Instructions for the task:
I need every line of the material below that includes the string "colonies".
[Start of section]
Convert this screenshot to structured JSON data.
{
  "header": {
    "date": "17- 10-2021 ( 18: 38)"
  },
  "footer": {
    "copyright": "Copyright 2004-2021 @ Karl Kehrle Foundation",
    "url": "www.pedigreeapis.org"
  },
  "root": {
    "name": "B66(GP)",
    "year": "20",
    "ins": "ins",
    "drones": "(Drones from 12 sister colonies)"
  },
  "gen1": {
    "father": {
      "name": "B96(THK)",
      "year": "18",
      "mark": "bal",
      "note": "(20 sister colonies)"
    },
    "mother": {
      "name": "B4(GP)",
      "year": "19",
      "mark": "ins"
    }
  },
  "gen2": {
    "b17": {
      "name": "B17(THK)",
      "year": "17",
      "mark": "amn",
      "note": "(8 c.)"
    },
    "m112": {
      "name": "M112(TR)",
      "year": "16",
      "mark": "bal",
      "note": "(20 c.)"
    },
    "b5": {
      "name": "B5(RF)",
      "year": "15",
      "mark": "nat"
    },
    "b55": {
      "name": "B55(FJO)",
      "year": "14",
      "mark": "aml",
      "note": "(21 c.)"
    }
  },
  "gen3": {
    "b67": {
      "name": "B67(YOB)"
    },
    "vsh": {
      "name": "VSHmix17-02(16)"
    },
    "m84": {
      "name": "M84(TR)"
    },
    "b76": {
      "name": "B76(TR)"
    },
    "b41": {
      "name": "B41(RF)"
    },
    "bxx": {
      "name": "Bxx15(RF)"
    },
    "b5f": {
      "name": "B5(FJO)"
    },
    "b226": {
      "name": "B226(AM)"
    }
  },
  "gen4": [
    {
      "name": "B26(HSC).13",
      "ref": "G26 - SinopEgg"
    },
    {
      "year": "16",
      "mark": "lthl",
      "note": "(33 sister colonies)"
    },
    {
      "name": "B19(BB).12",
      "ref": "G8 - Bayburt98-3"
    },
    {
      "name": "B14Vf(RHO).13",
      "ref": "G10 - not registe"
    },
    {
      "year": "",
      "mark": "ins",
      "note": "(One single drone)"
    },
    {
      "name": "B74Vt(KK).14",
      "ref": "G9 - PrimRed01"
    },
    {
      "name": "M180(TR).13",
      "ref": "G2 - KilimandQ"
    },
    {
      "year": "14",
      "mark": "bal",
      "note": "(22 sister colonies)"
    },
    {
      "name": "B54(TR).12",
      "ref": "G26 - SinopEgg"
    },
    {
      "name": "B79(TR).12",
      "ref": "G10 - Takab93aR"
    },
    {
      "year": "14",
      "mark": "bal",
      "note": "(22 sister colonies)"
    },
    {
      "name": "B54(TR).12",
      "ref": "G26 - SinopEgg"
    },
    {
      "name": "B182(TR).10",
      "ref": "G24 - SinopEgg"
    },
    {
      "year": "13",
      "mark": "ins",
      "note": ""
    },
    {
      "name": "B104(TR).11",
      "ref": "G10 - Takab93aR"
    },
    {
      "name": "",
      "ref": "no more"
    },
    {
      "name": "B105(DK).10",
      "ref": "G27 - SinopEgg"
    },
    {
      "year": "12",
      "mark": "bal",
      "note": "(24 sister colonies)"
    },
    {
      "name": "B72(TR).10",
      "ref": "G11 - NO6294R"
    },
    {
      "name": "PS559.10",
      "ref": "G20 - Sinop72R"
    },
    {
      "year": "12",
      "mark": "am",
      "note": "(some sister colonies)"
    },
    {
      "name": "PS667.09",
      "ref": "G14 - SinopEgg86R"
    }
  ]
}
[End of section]
Solved exercise:
    "drones": "(Drones from 12 sister colonies)"
      "note": "(20 sister colonies)"
      "note": "(33 sister colonies)"
      "note": "(22 sister colonies)"
      "note": "(22 sister colonies)"
      "note": "(24 sister colonies)"
      "note": "(some sister colonies)"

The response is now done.